I would suggest that this is essentially about the market power of the oil companies, and that the price will come down at some point. Essentially, the Saudis are waging a war over oil prices and setting the crude-oil price very low, and eventually it has to be passed on to the consumer. In the meantime, there’s a lot of profit to be made by the oil companies in delaying that.
" I would argue that this is a political story – it’s nothing to do with market mechanisms"
The Saudis’ aim is to destroy their competitors. On the one hand there are other players in oil production, mainly Iran, and on the other hand there’s the American and Canadian tar-sand industry – tar sands are areas of clay, sand, water and bitumen, which can be processed to extract oil – and the non-petroleum oils that have been established.
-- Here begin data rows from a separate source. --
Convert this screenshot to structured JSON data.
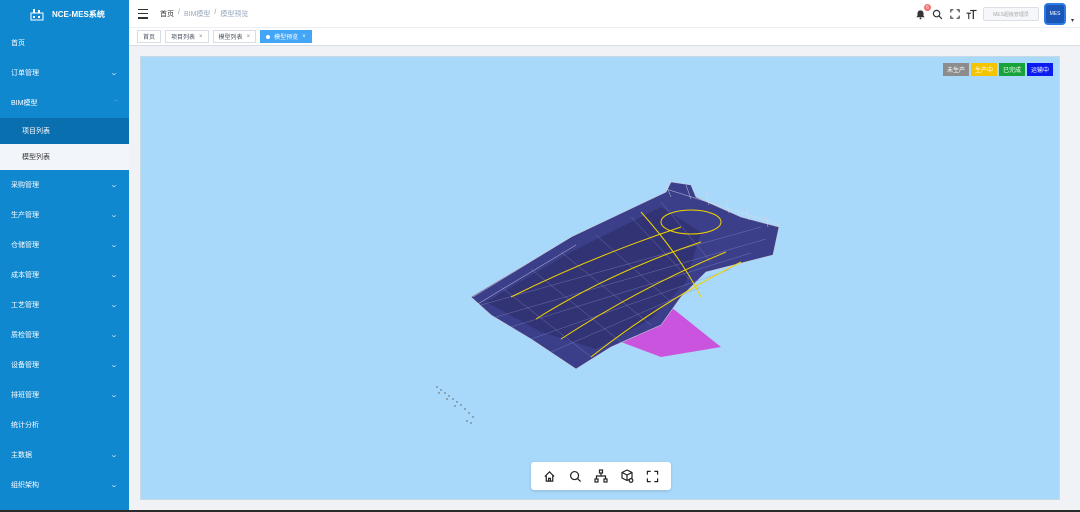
{
  "app": {
    "title": "NCE-MES系统"
  },
  "sidebar": {
    "items": [
      {
        "label": "首页",
        "has_children": false
      },
      {
        "label": "订单管理",
        "has_children": true
      },
      {
        "label": "BIM模型",
        "has_children": true,
        "expanded": true,
        "children": [
          {
            "label": "项目列表"
          },
          {
            "label": "模型列表"
          }
        ]
      },
      {
        "label": "采购管理",
        "has_children": true
      },
      {
        "label": "生产管理",
        "has_children": true
      },
      {
        "label": "仓储管理",
        "has_children": true
      },
      {
        "label": "成本管理",
        "has_children": true
      },
      {
        "label": "工艺管理",
        "has_children": true
      },
      {
        "label": "质检管理",
        "has_children": true
      },
      {
        "label": "设备管理",
        "has_children": true
      },
      {
        "label": "排班管理",
        "has_children": true
      },
      {
        "label": "统计分析",
        "has_children": false
      },
      {
        "label": "主数据",
        "has_children": true
      },
      {
        "label": "组织架构",
        "has_children": true
      }
    ]
  },
  "breadcrumb": {
    "items": [
      "首页",
      "BIM模型",
      "模型预览"
    ],
    "separator": "/"
  },
  "header": {
    "notification_count": "6",
    "user_label": "MES超级管理员",
    "avatar_text": "MES"
  },
  "tags": [
    {
      "label": "首页",
      "closable": false,
      "active": false
    },
    {
      "label": "项目列表",
      "closable": true,
      "active": false
    },
    {
      "label": "模型列表",
      "closable": true,
      "active": false
    },
    {
      "label": "模型预览",
      "closable": true,
      "active": true
    }
  ],
  "status_legend": [
    {
      "label": "未生产",
      "color": "#8c8c8c"
    },
    {
      "label": "生产中",
      "color": "#f5c400"
    },
    {
      "label": "已完成",
      "color": "#18a33a"
    },
    {
      "label": "运输中",
      "color": "#0a1cf0"
    }
  ],
  "viewer_toolbar": [
    {
      "icon": "home-icon"
    },
    {
      "icon": "search-icon"
    },
    {
      "icon": "model-tree-icon"
    },
    {
      "icon": "properties-cube-icon"
    },
    {
      "icon": "fullscreen-icon"
    }
  ],
  "colors": {
    "sidebar_bg": "#1088d0",
    "viewer_bg": "#a9d9fa",
    "active_tag": "#42a5f5"
  }
}
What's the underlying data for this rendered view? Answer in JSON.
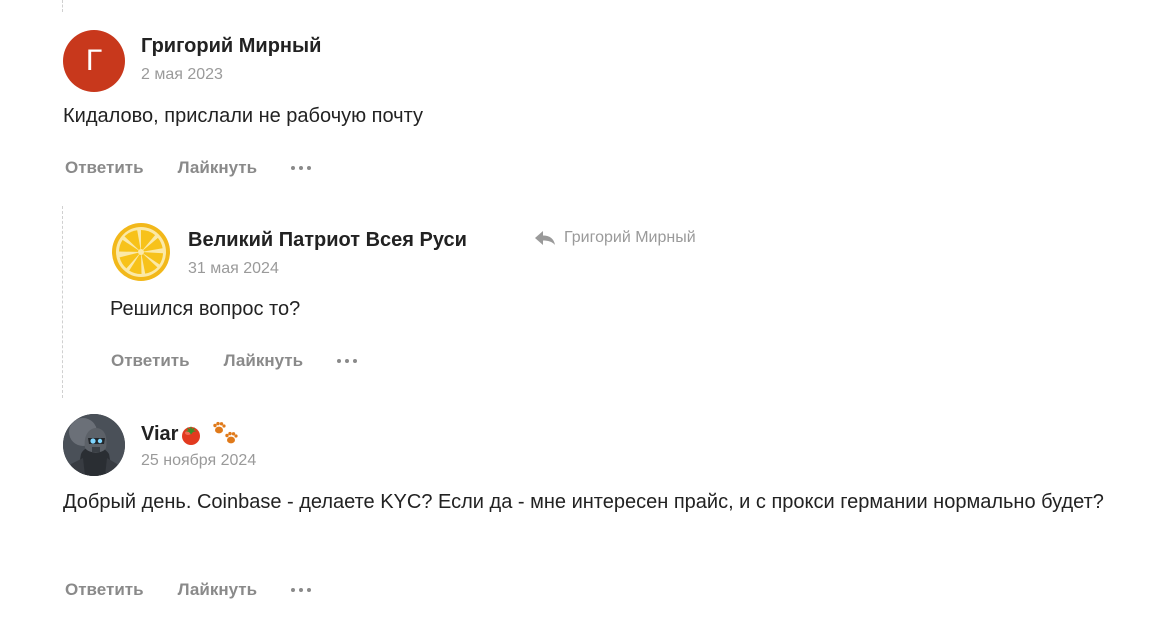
{
  "comments": [
    {
      "author": "Григорий Мирный",
      "avatar_letter": "Г",
      "date": "2 мая 2023",
      "text": "Кидалово, прислали не рабочую почту"
    },
    {
      "author": "Великий Патриот Всея Руси",
      "reply_to": "Григорий Мирный",
      "date": "31 мая 2024",
      "text": "Решился вопрос то?"
    },
    {
      "author": "Viar",
      "date": "25 ноября 2024",
      "text": "Добрый день. Coinbase - делаете KYC? Если да - мне интересен прайс, и с прокси германии нормально будет?"
    }
  ],
  "actions": {
    "reply": "Ответить",
    "like": "Лайкнуть"
  },
  "icons": {
    "reply_arrow": "reply-arrow-icon",
    "more": "more-dots-icon",
    "tomato": "tomato-emoji",
    "paws": "paw-prints-emoji",
    "lemon_avatar": "lemon-slice-avatar"
  },
  "colors": {
    "avatar_red": "#c8381c",
    "muted_text": "#8a8a8a",
    "date_text": "#9a9a9a",
    "lemon": "#f7c21a"
  }
}
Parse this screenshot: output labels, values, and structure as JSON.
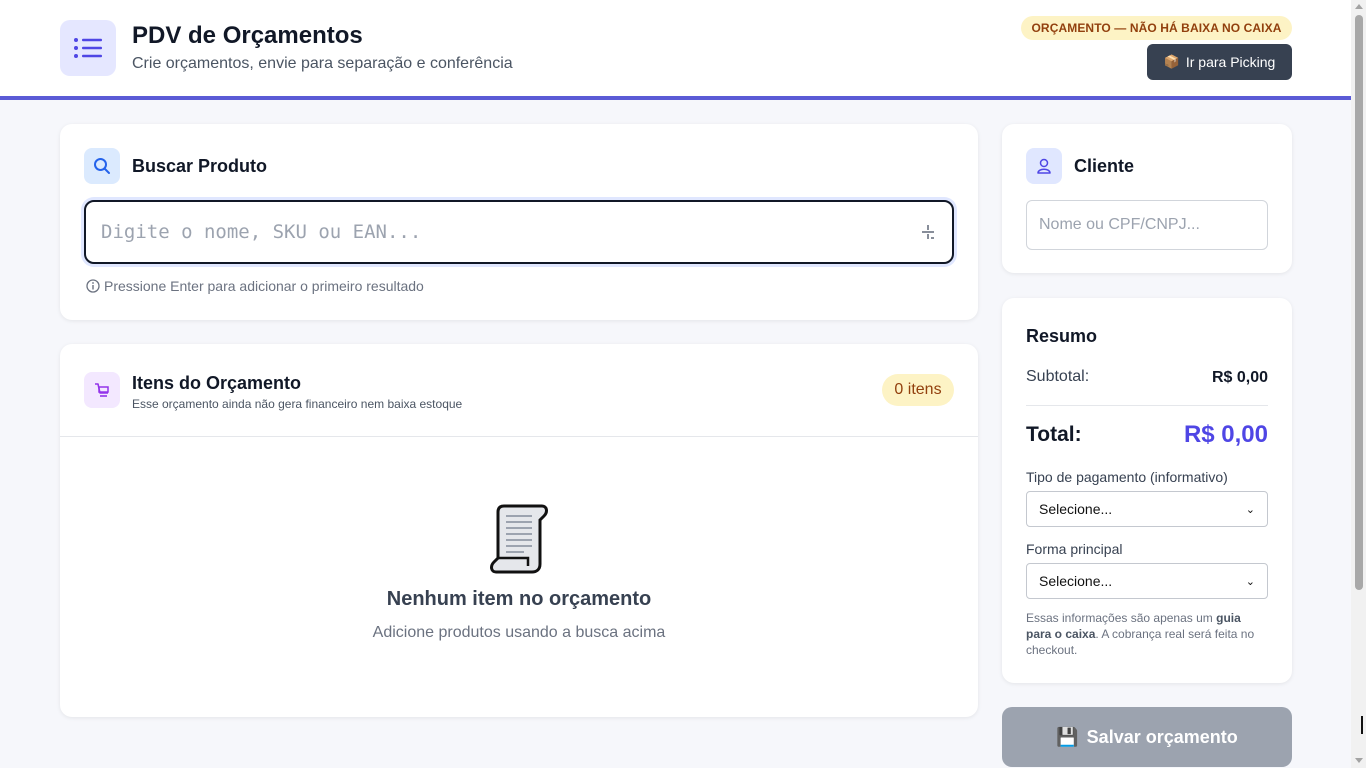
{
  "header": {
    "title": "PDV de Orçamentos",
    "subtitle": "Crie orçamentos, envie para separação e conferência",
    "warning_badge": "ORÇAMENTO — NÃO HÁ BAIXA NO CAIXA",
    "picking_button": "Ir para Picking",
    "picking_icon": "package-emoji"
  },
  "search": {
    "title": "Buscar Produto",
    "placeholder": "Digite o nome, SKU ou EAN...",
    "value": "",
    "hint": "Pressione Enter para adicionar o primeiro resultado"
  },
  "items": {
    "title": "Itens do Orçamento",
    "subtitle": "Esse orçamento ainda não gera financeiro nem baixa estoque",
    "count_badge": "0 itens",
    "empty_title": "Nenhum item no orçamento",
    "empty_subtitle": "Adicione produtos usando a busca acima"
  },
  "client": {
    "title": "Cliente",
    "placeholder": "Nome ou CPF/CNPJ...",
    "value": ""
  },
  "summary": {
    "title": "Resumo",
    "subtotal_label": "Subtotal:",
    "subtotal_value": "R$ 0,00",
    "total_label": "Total:",
    "total_value": "R$ 0,00",
    "payment_type_label": "Tipo de pagamento (informativo)",
    "payment_type_value": "Selecione...",
    "main_method_label": "Forma principal",
    "main_method_value": "Selecione...",
    "note_part1": "Essas informações são apenas um ",
    "note_bold": "guia para o caixa",
    "note_part2": ". A cobrança real será feita no checkout."
  },
  "actions": {
    "save_button": "Salvar orçamento"
  },
  "colors": {
    "accent": "#4f46e5",
    "header_border": "#5b5bd6",
    "badge_bg": "#fdf3c5",
    "badge_text": "#92400e",
    "dark_button": "#374151",
    "disabled_button": "#9ca3af"
  }
}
Either way, I would argue that this is a political story – it’s nothing to do with market mechanisms or anything like that. It’s not easy to tell how long the situation will last as it’s not a straightforward matter for the Saudis to establish their position, but once they’ve destroyed the competition they would certainly raise prices again.